Work to complete —
Wherever a line in the data below holds "image", copy that line.

Materials provided —
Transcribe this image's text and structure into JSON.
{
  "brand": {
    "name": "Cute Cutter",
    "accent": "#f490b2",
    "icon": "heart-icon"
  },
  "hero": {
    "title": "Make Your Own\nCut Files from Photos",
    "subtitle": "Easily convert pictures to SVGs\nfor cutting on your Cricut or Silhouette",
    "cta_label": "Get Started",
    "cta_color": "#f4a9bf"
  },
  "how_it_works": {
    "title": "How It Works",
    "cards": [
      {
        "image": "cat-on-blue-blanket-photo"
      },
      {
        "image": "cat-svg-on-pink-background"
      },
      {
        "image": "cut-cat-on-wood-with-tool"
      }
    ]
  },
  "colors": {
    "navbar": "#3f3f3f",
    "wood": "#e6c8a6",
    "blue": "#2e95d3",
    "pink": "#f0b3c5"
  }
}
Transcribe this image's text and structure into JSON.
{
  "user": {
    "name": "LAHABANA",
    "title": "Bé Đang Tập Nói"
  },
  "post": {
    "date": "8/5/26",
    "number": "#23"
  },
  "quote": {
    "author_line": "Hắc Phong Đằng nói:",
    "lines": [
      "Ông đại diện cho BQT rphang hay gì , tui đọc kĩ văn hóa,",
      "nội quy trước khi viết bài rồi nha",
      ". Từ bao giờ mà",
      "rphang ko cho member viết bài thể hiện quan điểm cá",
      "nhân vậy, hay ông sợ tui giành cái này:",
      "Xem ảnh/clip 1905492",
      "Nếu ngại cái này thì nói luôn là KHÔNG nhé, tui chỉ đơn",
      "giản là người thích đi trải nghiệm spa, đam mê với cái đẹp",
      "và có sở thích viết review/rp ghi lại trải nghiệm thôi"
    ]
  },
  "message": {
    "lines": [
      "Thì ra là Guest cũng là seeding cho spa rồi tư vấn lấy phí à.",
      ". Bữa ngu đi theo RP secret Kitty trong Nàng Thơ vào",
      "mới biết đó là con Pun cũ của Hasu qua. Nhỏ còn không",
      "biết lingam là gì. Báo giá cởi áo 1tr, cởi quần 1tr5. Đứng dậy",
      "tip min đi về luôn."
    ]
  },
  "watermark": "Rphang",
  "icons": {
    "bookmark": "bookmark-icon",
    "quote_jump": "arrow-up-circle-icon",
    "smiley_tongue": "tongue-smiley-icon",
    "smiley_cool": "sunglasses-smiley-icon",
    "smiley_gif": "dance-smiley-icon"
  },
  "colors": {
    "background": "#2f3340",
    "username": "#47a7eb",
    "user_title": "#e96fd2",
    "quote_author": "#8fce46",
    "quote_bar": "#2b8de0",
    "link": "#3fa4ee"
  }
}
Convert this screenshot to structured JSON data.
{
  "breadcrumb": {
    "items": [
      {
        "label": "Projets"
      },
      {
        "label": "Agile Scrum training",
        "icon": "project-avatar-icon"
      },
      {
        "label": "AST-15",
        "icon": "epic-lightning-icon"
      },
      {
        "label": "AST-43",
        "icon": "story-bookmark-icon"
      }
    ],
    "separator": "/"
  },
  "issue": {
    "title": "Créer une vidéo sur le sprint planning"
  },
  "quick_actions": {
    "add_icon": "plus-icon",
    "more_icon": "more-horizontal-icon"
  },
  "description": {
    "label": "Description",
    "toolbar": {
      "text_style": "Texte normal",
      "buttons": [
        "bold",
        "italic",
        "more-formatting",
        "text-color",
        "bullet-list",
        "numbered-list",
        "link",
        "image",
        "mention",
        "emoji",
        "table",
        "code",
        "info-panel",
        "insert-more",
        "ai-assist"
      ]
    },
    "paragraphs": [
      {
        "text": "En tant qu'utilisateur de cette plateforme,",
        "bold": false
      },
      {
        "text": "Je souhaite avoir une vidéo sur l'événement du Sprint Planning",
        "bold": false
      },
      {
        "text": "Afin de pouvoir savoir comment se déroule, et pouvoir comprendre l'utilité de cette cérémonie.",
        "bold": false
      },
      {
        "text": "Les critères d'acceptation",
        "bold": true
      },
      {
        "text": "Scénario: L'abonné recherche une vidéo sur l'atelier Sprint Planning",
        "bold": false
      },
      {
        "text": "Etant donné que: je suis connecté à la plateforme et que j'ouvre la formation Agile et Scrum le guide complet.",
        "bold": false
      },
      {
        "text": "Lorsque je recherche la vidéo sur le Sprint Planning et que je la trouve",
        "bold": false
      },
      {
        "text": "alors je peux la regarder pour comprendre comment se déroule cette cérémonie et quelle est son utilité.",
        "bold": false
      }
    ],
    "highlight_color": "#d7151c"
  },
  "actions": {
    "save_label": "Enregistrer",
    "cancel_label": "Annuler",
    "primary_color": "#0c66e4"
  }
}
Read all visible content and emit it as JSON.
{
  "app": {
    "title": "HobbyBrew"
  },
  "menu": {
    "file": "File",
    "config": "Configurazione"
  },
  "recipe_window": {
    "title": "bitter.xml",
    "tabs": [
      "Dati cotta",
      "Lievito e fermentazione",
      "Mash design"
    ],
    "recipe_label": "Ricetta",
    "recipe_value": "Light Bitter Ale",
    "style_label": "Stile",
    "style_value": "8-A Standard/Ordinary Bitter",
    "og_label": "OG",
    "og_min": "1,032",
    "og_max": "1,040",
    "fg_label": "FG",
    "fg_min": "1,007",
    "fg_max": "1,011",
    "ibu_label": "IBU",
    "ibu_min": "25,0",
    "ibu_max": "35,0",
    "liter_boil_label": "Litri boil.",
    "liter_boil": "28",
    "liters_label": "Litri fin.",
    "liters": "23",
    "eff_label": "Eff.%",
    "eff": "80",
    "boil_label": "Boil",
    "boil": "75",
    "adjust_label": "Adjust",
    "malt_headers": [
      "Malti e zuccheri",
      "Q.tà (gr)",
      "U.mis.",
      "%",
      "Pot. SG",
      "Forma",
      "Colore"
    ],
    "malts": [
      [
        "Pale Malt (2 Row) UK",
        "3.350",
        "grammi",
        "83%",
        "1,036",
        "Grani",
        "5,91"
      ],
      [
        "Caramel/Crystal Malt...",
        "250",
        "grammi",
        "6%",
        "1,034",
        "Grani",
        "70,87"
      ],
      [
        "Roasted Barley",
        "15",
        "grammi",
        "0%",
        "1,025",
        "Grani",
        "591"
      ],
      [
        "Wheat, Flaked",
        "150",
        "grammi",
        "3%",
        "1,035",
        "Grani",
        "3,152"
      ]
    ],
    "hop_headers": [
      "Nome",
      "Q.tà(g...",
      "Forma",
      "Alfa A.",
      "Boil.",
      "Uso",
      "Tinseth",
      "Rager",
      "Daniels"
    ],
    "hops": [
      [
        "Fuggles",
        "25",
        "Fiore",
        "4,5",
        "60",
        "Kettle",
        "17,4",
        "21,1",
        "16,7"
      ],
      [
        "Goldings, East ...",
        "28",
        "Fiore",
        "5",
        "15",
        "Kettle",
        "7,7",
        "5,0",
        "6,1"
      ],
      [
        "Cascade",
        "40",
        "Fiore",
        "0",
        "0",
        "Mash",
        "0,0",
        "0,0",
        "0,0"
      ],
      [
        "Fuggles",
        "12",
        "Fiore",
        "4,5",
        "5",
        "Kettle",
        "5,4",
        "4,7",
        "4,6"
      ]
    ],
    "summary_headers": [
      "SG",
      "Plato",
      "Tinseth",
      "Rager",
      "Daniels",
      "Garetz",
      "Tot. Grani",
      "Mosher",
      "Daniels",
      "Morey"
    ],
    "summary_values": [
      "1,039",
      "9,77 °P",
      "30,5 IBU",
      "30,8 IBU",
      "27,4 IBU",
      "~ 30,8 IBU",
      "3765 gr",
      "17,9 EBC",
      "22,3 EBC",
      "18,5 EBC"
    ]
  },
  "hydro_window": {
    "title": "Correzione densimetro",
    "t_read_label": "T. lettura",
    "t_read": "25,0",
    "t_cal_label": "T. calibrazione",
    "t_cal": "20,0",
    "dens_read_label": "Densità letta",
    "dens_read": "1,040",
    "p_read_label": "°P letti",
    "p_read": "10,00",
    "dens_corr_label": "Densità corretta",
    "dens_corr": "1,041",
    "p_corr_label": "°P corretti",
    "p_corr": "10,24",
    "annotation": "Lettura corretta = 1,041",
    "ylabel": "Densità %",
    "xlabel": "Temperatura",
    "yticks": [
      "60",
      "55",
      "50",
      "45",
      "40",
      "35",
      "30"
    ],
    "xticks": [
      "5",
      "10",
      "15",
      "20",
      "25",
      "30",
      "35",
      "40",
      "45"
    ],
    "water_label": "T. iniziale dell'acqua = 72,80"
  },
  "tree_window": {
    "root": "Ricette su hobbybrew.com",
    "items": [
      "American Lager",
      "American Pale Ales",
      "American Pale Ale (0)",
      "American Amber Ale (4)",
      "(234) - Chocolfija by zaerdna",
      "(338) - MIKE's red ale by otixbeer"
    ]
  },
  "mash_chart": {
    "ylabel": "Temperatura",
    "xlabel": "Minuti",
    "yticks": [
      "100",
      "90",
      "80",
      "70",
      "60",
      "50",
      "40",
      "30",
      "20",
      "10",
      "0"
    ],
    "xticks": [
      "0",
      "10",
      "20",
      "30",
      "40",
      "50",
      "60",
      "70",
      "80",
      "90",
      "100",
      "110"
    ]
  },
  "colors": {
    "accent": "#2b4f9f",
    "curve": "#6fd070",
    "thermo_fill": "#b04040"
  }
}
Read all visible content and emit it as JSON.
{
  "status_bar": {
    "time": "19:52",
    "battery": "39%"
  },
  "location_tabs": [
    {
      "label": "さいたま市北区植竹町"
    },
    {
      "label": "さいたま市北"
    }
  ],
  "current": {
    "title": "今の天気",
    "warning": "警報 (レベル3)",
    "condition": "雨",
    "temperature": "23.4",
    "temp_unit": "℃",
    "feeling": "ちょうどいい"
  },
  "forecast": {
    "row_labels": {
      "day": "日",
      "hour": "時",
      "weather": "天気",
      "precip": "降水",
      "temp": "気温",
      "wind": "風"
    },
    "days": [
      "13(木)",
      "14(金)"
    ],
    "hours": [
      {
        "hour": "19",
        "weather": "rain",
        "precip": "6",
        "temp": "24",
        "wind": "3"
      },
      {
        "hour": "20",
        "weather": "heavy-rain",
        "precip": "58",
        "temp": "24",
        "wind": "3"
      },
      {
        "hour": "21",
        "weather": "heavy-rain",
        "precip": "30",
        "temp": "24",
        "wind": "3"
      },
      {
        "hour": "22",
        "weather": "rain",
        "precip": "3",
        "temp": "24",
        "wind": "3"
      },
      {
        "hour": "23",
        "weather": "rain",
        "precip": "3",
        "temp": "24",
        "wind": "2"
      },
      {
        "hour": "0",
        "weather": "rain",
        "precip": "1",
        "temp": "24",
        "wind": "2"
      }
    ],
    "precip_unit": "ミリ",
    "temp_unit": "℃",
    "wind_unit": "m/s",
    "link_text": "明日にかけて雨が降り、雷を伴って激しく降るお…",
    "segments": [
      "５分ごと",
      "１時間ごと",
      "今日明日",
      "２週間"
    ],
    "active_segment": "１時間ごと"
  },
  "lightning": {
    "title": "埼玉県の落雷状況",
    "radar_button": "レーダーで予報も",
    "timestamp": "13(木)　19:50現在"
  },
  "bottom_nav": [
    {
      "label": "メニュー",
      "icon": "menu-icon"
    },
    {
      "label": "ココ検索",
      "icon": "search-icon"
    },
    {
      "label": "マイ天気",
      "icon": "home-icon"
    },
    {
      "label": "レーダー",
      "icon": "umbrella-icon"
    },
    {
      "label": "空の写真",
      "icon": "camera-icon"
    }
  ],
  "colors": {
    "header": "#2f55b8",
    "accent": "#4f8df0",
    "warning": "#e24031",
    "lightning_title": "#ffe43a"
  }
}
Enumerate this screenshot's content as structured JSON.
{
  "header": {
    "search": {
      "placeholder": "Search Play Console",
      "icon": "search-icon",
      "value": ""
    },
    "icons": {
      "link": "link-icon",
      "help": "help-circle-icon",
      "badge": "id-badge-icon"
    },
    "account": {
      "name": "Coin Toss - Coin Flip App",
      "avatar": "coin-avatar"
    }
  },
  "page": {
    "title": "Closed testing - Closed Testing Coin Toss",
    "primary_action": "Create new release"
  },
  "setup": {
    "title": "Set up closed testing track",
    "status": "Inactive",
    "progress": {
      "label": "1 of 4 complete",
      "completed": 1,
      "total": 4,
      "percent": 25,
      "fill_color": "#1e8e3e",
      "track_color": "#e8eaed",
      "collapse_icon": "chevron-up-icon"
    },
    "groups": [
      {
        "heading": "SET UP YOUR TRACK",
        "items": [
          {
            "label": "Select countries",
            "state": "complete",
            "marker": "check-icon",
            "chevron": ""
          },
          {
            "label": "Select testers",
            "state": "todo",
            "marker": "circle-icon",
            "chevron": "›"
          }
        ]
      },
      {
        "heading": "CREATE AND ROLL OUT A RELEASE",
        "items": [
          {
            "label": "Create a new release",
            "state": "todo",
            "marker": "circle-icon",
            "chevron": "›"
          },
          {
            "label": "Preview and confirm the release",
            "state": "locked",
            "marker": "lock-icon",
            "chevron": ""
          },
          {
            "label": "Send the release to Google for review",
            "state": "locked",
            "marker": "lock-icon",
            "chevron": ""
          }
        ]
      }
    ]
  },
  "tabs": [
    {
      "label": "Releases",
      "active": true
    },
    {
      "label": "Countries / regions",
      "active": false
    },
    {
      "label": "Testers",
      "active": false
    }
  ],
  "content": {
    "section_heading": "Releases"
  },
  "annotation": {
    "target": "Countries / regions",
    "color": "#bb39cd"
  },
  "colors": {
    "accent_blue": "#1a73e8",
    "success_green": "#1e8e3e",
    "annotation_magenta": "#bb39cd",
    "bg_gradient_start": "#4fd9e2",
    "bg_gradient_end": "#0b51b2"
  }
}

Expected answer —
Transcribe this image's text and structure into JSON.
        "image": "cat-on-blue-blanket-photo"
        "image": "cat-svg-on-pink-background"
        "image": "cut-cat-on-wood-with-tool"
Transcribe this image's text and structure into JSON.
        "image",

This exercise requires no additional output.